**Work to complete:** An exact reproduction of all entries is expected.

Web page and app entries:
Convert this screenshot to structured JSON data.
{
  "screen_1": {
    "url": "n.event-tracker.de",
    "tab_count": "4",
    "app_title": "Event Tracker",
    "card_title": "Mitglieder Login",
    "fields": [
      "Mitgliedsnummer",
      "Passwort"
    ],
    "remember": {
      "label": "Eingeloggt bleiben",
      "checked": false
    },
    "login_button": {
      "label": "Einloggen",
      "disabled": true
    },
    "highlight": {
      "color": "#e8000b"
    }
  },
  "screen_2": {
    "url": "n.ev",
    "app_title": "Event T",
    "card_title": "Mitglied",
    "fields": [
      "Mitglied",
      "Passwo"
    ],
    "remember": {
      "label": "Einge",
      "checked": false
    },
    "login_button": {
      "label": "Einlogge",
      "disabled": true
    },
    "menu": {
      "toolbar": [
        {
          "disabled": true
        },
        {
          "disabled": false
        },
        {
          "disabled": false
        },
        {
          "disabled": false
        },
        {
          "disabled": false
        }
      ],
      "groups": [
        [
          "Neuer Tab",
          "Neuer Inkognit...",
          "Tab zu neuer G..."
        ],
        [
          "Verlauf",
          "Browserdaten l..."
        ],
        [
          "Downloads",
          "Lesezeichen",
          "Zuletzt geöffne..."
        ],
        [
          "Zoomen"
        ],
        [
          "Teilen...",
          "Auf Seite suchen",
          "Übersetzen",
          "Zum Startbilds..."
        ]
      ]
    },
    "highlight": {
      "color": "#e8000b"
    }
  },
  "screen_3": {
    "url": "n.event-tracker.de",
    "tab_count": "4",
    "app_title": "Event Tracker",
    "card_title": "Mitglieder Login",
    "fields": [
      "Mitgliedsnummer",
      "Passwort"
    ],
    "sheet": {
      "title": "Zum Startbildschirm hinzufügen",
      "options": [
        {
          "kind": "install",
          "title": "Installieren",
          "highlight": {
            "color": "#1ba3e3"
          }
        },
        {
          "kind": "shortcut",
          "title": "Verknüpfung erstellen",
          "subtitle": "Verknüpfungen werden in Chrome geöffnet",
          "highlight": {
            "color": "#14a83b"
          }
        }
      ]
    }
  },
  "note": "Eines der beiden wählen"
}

**Exercise answer:**
Convert this screenshot to structured JSON data.
{
  "screen_1": {
    "url": "n.event-tracker.de",
    "tab_count": "4",
    "app_title": "Event Tracker",
    "card_title": "Mitglieder Login",
    "fields": [
      "Mitgliedsnummer",
      "Passwort"
    ],
    "remember": {
      "label": "Eingeloggt bleiben",
      "checked": false
    },
    "login_button": {
      "label": "Einloggen",
      "disabled": true
    },
    "highlight": {
      "color": "#e8000b"
    }
  },
  "screen_2": {
    "url": "n.ev",
    "app_title": "Event T",
    "card_title": "Mitglied",
    "fields": [
      "Mitglied",
      "Passwo"
    ],
    "remember": {
      "label": "Einge",
      "checked": false
    },
    "login_button": {
      "label": "Einlogge",
      "disabled": true
    },
    "menu": {
      "toolbar": [
        {
          "disabled": true
        },
        {
          "disabled": false
        },
        {
          "disabled": false
        },
        {
          "disabled": false
        },
        {
          "disabled": false
        }
      ],
      "groups": [
        [
          "Neuer Tab",
          "Neuer Inkognit...",
          "Tab zu neuer G..."
        ],
        [
          "Verlauf",
          "Browserdaten l..."
        ],
        [
          "Downloads",
          "Lesezeichen",
          "Zuletzt geöffne..."
        ],
        [
          "Zoomen"
        ],
        [
          "Teilen...",
          "Auf Seite suchen",
          "Übersetzen",
          "Zum Startbilds..."
        ]
      ]
    },
    "highlight": {
      "color": "#e8000b"
    }
  },
  "screen_3": {
    "url": "n.event-tracker.de",
    "tab_count": "4",
    "app_title": "Event Tracker",
    "card_title": "Mitglieder Login",
    "fields": [
      "Mitgliedsnummer",
      "Passwort"
    ],
    "sheet": {
      "title": "Zum Startbildschirm hinzufügen",
      "options": [
        {
          "kind": "install",
          "title": "Installieren",
          "highlight": {
            "color": "#1ba3e3"
          }
        },
        {
          "kind": "shortcut",
          "title": "Verknüpfung erstellen",
          "subtitle": "Verknüpfungen werden in Chrome geöffnet",
          "highlight": {
            "color": "#14a83b"
          }
        }
      ]
    }
  },
  "note": "Eines der beiden wählen"
}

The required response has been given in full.